Copy out the lines of the material that include the string "content".

--- Data ---

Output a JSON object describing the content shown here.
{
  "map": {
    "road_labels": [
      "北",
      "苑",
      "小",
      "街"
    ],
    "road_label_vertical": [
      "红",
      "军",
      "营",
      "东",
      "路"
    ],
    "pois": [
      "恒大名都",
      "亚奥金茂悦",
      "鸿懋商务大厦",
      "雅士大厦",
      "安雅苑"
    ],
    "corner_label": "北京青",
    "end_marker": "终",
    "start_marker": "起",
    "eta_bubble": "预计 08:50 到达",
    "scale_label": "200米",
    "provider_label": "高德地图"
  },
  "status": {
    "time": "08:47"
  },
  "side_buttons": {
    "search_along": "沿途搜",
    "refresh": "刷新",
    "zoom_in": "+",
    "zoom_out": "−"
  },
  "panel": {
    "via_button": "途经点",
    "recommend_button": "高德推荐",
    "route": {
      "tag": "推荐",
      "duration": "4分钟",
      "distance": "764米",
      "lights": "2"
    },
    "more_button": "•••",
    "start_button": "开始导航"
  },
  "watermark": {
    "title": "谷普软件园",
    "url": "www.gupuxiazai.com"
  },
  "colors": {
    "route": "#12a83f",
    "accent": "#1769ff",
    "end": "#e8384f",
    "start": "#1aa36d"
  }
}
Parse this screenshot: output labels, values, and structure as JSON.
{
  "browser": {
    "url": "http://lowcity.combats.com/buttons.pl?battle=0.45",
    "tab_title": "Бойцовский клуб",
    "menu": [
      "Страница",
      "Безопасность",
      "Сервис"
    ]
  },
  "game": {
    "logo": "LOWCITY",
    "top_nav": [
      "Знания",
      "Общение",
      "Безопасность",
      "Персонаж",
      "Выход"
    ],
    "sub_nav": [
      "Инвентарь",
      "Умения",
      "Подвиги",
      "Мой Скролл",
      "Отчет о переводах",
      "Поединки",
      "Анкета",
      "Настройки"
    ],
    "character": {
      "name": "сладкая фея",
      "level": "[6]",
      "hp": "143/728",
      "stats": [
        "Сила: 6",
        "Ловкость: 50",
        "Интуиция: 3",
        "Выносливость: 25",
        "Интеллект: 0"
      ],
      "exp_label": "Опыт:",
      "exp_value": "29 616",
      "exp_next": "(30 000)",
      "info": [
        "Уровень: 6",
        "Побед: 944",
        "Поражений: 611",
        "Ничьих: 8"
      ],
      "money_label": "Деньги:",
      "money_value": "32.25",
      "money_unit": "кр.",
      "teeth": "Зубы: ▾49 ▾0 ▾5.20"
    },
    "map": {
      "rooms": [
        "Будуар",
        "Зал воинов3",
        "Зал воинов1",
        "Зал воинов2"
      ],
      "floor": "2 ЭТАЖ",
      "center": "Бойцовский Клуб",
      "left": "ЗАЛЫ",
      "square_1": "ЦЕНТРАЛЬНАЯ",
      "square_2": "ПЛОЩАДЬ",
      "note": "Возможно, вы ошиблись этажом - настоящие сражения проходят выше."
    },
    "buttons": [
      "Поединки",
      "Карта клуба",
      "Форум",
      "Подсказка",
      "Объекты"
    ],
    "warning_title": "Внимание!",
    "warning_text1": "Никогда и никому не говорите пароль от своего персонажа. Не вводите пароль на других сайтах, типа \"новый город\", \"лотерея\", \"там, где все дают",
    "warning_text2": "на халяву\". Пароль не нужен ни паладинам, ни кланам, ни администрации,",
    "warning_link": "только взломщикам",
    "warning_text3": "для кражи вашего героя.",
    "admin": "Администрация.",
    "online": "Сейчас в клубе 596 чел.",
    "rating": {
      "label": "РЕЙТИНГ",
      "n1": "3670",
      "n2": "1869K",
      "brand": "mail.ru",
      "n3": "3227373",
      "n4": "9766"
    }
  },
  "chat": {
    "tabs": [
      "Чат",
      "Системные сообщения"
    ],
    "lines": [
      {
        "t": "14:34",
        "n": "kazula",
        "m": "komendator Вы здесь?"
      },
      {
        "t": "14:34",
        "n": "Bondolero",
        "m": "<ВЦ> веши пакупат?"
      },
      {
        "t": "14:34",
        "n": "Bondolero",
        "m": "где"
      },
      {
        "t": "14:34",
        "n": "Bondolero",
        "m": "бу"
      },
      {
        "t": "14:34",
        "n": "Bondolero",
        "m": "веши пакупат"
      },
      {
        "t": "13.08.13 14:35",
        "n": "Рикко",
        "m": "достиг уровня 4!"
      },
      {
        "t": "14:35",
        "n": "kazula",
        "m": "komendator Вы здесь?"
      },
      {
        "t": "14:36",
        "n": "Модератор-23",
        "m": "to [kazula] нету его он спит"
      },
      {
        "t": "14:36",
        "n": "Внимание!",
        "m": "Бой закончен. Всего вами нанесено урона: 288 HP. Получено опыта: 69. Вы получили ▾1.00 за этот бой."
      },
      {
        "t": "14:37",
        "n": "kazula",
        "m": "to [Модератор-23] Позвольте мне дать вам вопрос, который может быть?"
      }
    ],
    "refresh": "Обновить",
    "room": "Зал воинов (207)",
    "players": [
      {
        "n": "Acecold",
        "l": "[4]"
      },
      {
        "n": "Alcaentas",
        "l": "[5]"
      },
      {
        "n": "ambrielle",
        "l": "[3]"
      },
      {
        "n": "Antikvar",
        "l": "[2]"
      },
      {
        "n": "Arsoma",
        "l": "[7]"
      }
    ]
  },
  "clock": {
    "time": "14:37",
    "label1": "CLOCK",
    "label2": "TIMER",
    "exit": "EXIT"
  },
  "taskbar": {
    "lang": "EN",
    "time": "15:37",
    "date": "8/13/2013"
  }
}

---
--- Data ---

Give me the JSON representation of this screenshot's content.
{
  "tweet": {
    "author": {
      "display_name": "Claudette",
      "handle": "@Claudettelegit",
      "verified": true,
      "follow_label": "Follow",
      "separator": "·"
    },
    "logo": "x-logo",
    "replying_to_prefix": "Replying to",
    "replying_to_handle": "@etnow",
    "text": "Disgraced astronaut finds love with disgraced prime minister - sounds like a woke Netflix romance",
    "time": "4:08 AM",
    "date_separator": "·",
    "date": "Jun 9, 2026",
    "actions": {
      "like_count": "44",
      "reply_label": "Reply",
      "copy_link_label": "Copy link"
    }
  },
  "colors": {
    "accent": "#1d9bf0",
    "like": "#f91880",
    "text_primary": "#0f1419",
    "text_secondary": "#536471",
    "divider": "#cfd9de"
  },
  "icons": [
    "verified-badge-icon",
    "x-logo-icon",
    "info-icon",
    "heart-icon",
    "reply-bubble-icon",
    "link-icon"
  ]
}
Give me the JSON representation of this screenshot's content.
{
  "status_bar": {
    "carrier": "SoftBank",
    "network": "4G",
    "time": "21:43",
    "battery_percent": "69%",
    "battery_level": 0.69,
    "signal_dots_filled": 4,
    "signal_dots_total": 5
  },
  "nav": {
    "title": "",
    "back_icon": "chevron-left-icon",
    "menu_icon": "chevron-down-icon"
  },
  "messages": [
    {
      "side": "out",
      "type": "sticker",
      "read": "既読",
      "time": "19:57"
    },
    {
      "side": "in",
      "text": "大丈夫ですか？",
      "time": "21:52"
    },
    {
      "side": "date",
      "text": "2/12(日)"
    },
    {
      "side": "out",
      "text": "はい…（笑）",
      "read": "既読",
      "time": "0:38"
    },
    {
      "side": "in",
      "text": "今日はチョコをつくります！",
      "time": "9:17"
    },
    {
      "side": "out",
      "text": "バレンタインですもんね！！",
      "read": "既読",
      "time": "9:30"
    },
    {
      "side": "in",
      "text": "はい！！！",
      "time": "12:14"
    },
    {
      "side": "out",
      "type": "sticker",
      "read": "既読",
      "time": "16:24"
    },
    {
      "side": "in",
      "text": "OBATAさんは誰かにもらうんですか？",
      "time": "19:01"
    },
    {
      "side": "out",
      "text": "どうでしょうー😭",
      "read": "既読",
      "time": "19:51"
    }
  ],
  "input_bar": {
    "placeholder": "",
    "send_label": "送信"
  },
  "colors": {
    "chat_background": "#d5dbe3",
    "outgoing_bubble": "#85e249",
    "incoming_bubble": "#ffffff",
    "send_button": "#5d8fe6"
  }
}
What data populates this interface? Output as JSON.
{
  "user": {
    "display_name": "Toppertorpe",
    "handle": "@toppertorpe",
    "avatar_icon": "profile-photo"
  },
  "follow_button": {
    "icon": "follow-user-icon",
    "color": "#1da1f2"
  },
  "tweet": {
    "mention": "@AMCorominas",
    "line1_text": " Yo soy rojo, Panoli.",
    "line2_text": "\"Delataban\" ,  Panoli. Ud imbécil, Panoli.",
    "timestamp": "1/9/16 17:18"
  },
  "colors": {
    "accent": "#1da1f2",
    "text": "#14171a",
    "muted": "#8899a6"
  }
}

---
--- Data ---

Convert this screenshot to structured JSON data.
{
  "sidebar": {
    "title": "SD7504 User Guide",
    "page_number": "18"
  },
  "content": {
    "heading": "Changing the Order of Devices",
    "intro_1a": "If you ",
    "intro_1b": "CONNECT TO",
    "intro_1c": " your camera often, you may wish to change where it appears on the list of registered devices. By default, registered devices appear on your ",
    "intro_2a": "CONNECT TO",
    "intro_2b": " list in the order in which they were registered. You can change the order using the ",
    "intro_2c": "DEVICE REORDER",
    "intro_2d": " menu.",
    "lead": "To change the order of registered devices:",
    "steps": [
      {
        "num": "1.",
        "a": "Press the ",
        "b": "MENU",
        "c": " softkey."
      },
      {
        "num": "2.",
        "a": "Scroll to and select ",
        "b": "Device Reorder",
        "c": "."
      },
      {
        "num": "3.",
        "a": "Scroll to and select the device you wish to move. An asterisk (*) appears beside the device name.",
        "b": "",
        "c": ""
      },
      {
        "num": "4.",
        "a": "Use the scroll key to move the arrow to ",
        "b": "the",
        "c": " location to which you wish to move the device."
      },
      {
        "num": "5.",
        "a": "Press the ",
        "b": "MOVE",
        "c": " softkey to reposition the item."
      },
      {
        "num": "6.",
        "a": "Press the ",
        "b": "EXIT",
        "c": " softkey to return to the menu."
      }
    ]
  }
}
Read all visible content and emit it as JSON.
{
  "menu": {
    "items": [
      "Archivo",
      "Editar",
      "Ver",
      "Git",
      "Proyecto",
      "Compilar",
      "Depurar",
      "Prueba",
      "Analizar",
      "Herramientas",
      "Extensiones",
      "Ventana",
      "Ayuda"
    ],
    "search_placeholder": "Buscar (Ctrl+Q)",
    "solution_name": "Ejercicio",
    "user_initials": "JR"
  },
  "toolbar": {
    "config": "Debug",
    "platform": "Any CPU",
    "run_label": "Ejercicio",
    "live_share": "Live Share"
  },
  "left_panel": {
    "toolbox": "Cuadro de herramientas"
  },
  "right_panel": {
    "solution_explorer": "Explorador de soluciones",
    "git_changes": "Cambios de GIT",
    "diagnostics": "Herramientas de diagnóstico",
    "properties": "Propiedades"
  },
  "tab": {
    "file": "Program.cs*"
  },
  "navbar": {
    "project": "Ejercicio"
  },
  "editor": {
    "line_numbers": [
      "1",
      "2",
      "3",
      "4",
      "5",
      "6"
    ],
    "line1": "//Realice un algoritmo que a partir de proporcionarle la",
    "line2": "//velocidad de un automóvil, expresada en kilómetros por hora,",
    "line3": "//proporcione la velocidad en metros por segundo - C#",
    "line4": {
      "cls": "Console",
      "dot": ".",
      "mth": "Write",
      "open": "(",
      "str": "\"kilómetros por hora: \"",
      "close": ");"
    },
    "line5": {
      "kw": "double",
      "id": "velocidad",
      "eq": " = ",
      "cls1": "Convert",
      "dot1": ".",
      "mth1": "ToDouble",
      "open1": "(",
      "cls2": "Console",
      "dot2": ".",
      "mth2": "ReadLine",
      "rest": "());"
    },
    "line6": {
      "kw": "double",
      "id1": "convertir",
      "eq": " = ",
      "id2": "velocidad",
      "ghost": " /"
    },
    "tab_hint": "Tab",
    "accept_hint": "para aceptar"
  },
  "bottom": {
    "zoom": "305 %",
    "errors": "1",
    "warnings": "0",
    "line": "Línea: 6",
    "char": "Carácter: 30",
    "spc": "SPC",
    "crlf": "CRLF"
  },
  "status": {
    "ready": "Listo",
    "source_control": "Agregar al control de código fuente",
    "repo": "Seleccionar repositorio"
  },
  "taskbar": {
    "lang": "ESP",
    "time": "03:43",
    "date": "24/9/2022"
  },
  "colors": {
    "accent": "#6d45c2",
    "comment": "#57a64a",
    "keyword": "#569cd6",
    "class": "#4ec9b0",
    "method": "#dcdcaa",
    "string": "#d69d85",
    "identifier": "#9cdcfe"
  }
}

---

# Written answer:
Output a JSON object describing the content shown here.
Give me the JSON representation of this screenshot's content.
Give me the JSON representation of this screenshot's content.
  "content": {
Read all visible content and emit it as JSON.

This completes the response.